Saskatchewan Party leader Brad Wall has spent the vast majority of the 2016 campaign in Saskatoon and Regina.
It makes sense that Wall would focus on these vote-dense urban centres; the Sask Party has almost every rural riding in Saskatchewan locked down, but is running the risk of losing seats in Saskatoon and Regina.
With the exception of a highways announcement made by the side of a particularly crappy stretch of country road, Wall has been helping his urban incumbents make sure they’ve got this thing on lockdown.
Until Monday, when Wall surfaced in La Ronge.
The riding of Cumberland is one of the staunchest leftwing strongholds in the province, having been held by the NDP, and the CCF before them, for a whopping 65 years. It’s not even been a particularly contentious riding, with the NDP candidate winning with margins of anywhere from 30 to 60 per cent, right up until and including 2007.
After former Cumberland NDP MLA Joan Beatty stepped down in 2008, newcomer Doyle Vermette did get schooled in the byelection by Sask Party candidate Dale McAuley, squeaking through with only a 5 per cent lead. In 2011, however, Vermette fell back in line with his historical counterparts and took the riding with a 30 per cent lead.
So why would stumping for Sask Party Cumberland candidate Thomas Sierzycki be high up on Wall’s list of things to do? It’s an entire day’s commitment, benefiting only one candidate.
With another projected landslide on the horizon, but a few good Sask Party incumbents (including at least one former Minister) staring down the barrel of losing their jobs, what’s the point of trying to snag Cumberland?
Well, there’s this:
Could Thomas Sierzycki be the intended heir to Brad Wall’s throne?
It’s widely speculated that Brad Wall will not be running for a fourth term in the Saskatchewan Legislature, meaning he has to announce his resignation, and the Sask Party has to hold a leadership race, well before the 2020 writ drops.
Consider a recent timeline from our neighbor to the west.
Former Alberta Premier Ed Stelmach announced his intention to resign in late January of 2011, kicking off an Alberta Progressive Conservative leadership race that had been quietly simmering for months, even years. On October 1, 2011, Alison Redford won on the second ballot, and a few days later was installed as the Premier of Alberta. She went on to properly earn the job from the Alberta electorate six months later, when the PCs were elected to (their final, for now) government in the province’s 2012 general election.

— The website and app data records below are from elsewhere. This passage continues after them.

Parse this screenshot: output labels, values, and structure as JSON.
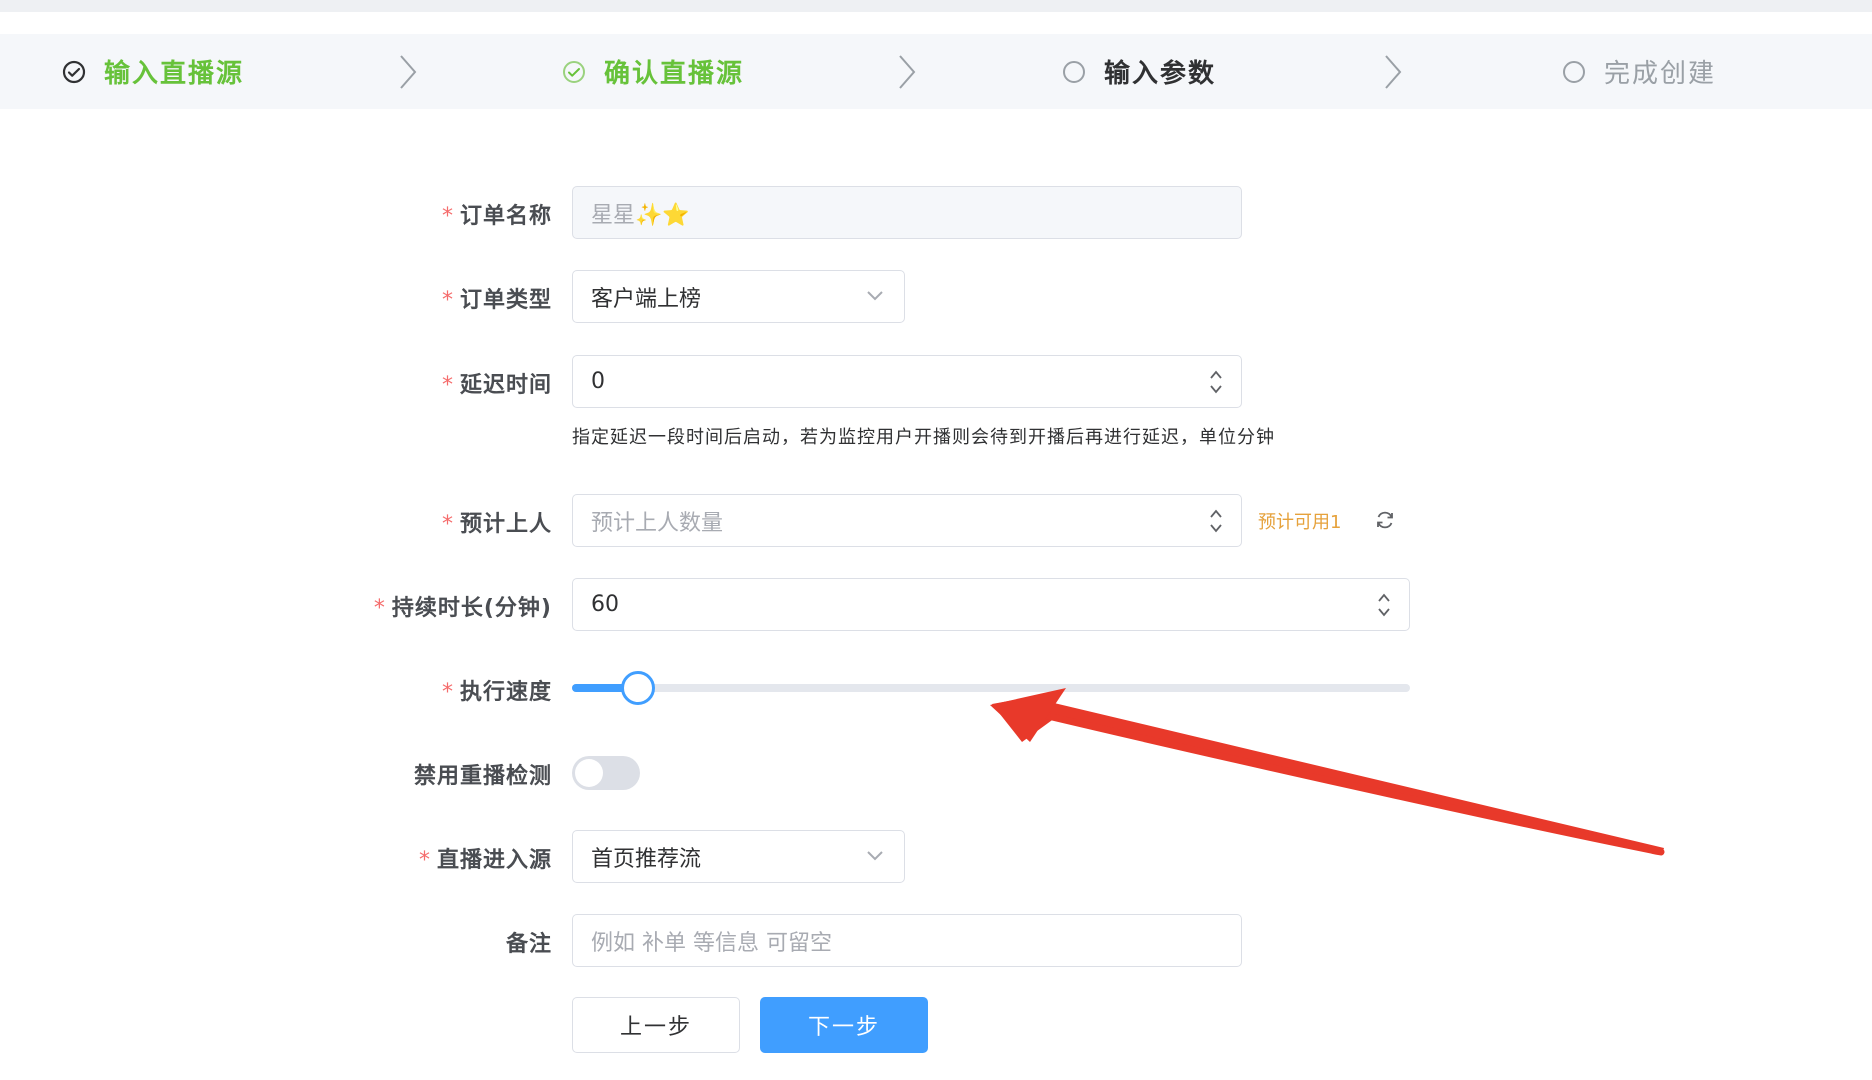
{
  "steps": [
    {
      "label": "输入直播源",
      "state": "done"
    },
    {
      "label": "确认直播源",
      "state": "done"
    },
    {
      "label": "输入参数",
      "state": "active"
    },
    {
      "label": "完成创建",
      "state": "wait"
    }
  ],
  "form": {
    "order_name": {
      "label": "订单名称",
      "value": "星星✨⭐"
    },
    "order_type": {
      "label": "订单类型",
      "value": "客户端上榜"
    },
    "delay": {
      "label": "延迟时间",
      "value": "0",
      "hint": "指定延迟一段时间后启动，若为监控用户开播则会待到开播后再进行延迟，单位分钟"
    },
    "expected_users": {
      "label": "预计上人",
      "placeholder": "预计上人数量",
      "available": "预计可用1"
    },
    "duration": {
      "label": "持续时长(分钟)",
      "value": "60"
    },
    "speed": {
      "label": "执行速度",
      "level": 0.06
    },
    "disable_replay": {
      "label": "禁用重播检测",
      "enabled": false
    },
    "entry_source": {
      "label": "直播进入源",
      "value": "首页推荐流"
    },
    "remark": {
      "label": "备注",
      "placeholder": "例如 补单 等信息 可留空"
    }
  },
  "buttons": {
    "prev": "上一步",
    "next": "下一步"
  },
  "colors": {
    "primary": "#409eff",
    "success": "#67c23a",
    "required": "#f56c6c",
    "warning": "#e6a23c",
    "annotation_arrow": "#e8392a"
  }
}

Same deal in BC, after Gordon Campbell announced his resignation in November of 2010. Christy Clark won the BC Liberal leadership at the end of February 2011, and became Premier a couple weeks later. In fact, Clark became Premier of BC despite not having an elected seat, which she won two months later in a byelection to replace Campbell as MLA. Two years went by before Clark’s government won a provincial election with her at the helm of the party.
Point is, if Brad Wall isn’t running in 2020, the odds are we’ll know by early 2019, and we’ll have a different Premier for at least six months in the run up to the election call.
Sure, an unelected individual could throw their hat into the Sask Party leadership race. They won’t win though, because that would be disastrous for the Party, which will already be under tremendous strain to rebrand itself as a viable choice – even a viable party – without Brad Wall.
Ultimately, the Sask Party leadership candidate who has the best shot at winning the race is the candidate who receives the vital endorsement of Brad Wall himself. Given the imprint Wall has made on Saskatchewan and vice versa, and how important it is for his party to get this right, I’d be willing to bet Wall will be quietly training his personal choice for months, even years, in advance.
Which brings us back to Sierzycki.
All I have is a hunch, and I’ve had this one for a while, but the highly-publicized, well-staged appearance by Wall in La Ronge cemented it enough for me to put this out there.
This isn’t to say that other contenders won’t come forward just because they don’t have Wall’s personal blessing. They will, perhaps even out of spite. I’m not sure many people understand how deeply divided the Sask Party is at the moment, down old ideological lines and newer, deeper rifts.
Did you really expect anything less of a 48 member provincial government caucus?
There will be plenty of candidates from all sides of the battlefield; rumors are already swirling. Looking at the list of incumbents, and even the newcomers, including Sierzycki, no one is really jumping out as an obvious frontrunner. Personally, I hope we see a female candidate, and I would love for her to win (but I won’t hold my breath).
The fly in Wall’s ointment is that it’s far from certain that Sierzycki, former mayor of La Ronge, can win Cumberland.
It’s definitely far from certain that this baby-faced rookie would make the best next Premier of Saskatchewan.
And I cannot imagine how monumental a task it will be for anyone to try to fill the giant, uber-popular shoes Wall will leave behind.
I am sure, however, that buried deep inside this election race another is being run just as vigorously, and the stakes are as high for the spectators (that would be us), as they are for the contenders.